(Exercise data begins)
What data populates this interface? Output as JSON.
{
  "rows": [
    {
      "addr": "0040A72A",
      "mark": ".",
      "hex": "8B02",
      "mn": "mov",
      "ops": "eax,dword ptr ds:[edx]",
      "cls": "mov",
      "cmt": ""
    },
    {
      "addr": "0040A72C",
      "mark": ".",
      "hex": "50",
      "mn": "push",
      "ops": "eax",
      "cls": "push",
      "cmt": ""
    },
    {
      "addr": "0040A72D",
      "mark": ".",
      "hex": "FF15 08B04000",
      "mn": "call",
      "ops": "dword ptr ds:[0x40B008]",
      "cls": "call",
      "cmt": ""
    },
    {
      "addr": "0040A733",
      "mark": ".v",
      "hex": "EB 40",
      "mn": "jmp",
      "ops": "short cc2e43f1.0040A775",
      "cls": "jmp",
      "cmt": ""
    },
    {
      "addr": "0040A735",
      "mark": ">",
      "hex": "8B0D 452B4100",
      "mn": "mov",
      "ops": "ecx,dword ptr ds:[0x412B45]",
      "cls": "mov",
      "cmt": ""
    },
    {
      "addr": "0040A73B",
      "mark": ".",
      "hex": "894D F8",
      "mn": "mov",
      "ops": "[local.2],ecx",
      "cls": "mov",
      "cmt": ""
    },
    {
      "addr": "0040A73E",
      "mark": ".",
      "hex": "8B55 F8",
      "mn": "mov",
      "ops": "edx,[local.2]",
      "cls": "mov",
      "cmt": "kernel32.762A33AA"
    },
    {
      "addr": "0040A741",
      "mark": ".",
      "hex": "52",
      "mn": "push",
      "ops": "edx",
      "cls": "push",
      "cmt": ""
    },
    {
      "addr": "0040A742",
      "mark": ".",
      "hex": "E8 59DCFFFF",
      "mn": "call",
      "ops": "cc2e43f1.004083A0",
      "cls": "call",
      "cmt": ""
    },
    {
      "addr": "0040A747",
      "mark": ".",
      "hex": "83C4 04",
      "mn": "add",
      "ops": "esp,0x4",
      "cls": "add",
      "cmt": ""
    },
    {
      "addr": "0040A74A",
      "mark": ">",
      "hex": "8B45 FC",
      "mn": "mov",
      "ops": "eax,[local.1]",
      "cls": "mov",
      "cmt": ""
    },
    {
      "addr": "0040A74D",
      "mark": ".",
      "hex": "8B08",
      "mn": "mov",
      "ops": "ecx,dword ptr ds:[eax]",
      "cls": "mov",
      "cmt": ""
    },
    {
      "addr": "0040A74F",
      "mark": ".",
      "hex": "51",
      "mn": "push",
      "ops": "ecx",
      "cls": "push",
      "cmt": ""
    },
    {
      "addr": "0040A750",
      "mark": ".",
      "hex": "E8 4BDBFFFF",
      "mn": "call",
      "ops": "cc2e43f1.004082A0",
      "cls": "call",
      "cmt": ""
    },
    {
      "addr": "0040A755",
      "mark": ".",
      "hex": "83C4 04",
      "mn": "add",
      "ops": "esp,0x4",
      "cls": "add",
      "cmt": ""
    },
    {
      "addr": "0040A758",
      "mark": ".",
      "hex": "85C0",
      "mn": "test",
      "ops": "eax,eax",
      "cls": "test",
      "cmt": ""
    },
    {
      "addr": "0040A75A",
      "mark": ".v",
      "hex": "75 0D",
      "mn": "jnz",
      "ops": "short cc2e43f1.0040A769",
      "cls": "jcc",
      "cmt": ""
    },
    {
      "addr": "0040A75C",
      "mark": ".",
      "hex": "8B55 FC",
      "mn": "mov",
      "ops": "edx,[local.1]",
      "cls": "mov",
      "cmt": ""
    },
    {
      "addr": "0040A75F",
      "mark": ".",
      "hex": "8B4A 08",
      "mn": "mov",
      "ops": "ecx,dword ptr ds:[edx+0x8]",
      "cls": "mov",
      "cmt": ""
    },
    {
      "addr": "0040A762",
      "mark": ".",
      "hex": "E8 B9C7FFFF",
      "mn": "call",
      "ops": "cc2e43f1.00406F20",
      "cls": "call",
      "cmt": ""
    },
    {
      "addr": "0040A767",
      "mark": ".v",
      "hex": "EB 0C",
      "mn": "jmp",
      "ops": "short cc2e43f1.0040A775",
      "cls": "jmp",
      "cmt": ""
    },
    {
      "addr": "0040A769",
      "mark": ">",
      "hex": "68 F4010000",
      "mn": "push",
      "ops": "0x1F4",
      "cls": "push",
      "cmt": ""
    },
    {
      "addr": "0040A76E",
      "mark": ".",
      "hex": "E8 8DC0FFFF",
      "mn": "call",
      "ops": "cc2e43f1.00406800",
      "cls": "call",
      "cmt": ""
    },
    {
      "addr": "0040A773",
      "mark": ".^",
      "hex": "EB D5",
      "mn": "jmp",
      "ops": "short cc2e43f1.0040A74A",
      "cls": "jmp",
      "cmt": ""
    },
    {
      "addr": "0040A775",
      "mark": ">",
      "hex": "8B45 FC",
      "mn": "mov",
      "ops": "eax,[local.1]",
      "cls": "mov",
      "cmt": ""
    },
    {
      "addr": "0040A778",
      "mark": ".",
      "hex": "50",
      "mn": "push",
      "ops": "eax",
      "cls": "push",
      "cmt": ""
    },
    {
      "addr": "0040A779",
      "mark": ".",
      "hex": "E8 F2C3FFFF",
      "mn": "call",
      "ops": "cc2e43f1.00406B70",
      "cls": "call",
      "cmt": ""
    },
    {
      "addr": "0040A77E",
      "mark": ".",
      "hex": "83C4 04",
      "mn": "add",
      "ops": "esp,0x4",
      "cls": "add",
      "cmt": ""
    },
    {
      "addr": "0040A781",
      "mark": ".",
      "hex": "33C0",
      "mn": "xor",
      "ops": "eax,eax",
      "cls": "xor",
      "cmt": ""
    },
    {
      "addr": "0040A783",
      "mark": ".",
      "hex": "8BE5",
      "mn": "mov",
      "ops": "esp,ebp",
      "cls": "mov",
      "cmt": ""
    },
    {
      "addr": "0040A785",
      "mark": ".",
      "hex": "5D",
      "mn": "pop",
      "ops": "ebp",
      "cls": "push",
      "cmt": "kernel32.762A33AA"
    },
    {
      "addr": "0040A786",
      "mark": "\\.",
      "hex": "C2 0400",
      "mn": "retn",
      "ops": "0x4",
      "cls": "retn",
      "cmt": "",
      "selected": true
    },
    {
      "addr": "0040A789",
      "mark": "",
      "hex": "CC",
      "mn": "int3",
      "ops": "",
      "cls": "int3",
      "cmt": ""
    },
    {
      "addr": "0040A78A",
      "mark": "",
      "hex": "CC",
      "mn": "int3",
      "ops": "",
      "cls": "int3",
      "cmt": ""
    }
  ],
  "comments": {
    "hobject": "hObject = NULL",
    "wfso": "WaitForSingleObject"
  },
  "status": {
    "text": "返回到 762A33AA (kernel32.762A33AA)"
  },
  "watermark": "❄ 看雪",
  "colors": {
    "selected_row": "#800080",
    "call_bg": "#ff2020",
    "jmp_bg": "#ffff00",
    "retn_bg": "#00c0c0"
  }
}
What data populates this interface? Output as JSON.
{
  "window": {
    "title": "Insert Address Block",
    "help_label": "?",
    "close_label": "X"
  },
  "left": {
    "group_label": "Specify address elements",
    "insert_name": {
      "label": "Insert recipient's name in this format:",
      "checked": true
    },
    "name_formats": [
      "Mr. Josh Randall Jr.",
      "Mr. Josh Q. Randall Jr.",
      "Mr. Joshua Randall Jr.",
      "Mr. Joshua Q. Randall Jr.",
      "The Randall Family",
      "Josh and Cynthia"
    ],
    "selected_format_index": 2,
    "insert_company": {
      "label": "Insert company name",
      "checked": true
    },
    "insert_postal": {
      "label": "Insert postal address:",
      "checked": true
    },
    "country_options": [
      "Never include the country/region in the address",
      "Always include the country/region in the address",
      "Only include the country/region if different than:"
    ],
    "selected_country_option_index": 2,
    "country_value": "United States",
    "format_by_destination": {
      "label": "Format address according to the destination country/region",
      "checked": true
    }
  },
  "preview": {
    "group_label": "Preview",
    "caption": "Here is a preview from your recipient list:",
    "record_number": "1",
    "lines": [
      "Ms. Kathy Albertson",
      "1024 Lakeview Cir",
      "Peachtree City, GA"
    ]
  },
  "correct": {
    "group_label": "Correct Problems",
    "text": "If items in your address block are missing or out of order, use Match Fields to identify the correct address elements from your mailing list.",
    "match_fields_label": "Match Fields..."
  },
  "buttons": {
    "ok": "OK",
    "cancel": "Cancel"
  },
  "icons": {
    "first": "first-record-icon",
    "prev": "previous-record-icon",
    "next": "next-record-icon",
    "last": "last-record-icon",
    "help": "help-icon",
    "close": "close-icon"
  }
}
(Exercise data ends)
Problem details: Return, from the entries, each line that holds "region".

Reply to the exercise:
      "Never include the country/region in the address",
      "Always include the country/region in the address",
      "Only include the country/region if different than:"
      "label": "Format address according to the destination country/region",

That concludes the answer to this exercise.